## Problem
State how many lines in the following entries contain the word "colour". No other output.

↓↓↓

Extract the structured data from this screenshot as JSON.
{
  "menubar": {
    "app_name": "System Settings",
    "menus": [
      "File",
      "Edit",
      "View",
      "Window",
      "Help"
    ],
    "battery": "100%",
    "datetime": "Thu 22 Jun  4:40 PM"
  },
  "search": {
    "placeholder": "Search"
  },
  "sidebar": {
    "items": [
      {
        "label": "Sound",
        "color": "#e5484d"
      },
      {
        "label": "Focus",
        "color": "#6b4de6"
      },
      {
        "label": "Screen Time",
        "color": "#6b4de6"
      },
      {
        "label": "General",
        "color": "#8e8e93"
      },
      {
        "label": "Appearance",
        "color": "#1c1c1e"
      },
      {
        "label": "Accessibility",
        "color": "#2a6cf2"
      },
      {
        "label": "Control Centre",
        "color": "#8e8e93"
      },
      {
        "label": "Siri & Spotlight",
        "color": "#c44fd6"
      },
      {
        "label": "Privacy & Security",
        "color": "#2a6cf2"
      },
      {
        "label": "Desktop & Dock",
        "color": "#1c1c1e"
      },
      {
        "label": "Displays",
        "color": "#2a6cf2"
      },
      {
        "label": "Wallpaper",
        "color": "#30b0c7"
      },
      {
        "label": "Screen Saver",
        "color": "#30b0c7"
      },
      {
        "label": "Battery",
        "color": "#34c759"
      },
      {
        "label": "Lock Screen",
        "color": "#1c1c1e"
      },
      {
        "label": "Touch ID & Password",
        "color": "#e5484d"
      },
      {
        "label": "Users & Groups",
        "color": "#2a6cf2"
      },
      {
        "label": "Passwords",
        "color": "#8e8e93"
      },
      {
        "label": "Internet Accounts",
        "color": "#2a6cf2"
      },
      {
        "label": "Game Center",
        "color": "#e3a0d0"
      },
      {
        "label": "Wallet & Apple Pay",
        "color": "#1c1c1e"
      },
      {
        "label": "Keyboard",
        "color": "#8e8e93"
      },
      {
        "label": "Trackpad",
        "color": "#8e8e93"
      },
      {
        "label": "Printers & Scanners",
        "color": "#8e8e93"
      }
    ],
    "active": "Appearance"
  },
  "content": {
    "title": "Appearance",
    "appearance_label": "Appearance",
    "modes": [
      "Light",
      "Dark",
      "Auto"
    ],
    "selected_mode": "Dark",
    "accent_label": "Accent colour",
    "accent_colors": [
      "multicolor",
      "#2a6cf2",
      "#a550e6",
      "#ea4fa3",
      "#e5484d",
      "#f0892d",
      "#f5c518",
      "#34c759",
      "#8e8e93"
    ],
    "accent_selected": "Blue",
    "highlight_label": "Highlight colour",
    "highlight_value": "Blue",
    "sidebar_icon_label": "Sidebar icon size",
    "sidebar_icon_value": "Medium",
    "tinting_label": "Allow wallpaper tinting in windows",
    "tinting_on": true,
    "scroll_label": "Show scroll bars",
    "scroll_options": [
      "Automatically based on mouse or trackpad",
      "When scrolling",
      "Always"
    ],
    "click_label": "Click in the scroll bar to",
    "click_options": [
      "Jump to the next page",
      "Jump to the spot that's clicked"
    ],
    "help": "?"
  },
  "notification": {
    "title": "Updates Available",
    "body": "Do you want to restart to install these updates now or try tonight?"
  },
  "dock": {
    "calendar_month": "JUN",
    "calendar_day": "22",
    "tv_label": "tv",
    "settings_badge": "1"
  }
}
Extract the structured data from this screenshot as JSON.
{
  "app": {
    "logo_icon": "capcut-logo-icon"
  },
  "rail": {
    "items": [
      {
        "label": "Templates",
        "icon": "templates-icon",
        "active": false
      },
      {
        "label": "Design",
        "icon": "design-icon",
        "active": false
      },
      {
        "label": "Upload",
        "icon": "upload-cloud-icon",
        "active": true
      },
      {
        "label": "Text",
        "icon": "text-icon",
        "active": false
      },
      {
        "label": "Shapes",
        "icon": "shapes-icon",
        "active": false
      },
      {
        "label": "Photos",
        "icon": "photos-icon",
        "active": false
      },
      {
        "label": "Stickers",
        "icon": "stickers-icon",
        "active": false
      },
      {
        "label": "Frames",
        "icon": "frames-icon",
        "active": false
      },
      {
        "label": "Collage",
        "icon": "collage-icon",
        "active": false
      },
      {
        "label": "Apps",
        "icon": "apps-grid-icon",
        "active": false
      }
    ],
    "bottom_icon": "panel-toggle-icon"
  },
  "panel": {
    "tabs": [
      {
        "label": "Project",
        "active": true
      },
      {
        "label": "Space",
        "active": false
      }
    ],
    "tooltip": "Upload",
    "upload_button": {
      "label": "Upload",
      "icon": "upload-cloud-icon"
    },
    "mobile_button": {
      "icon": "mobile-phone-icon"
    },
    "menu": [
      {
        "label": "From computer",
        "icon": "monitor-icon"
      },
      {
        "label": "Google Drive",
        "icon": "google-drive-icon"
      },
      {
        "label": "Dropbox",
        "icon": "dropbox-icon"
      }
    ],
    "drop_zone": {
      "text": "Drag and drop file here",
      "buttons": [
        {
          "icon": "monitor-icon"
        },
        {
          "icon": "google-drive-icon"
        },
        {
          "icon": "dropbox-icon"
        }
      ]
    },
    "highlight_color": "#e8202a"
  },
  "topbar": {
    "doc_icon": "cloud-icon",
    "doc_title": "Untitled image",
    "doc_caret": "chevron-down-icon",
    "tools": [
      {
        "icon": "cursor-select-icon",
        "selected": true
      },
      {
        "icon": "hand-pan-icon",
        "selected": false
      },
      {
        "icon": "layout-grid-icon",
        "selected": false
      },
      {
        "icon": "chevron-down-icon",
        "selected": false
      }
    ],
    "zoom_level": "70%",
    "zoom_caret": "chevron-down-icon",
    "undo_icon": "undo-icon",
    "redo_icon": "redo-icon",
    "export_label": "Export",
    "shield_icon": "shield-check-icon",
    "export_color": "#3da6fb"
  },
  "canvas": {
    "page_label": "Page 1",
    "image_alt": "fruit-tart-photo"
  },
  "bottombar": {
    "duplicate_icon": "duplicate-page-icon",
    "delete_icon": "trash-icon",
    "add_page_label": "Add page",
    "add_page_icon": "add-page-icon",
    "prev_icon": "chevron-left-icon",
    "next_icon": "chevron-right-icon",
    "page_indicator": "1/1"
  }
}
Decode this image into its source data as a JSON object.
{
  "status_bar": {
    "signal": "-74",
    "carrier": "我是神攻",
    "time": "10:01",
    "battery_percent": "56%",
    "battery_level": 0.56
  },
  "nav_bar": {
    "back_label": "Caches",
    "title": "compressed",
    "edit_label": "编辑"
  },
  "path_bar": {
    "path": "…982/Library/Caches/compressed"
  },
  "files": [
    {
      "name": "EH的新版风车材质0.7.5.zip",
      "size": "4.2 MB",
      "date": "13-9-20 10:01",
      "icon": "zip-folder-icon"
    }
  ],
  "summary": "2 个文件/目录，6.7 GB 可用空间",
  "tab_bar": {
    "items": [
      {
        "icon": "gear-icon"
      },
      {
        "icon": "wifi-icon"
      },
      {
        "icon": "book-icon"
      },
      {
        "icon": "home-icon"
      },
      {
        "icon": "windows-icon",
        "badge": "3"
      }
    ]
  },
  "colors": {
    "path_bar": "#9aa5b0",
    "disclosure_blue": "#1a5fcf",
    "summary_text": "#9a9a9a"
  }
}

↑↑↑

## Your solution
2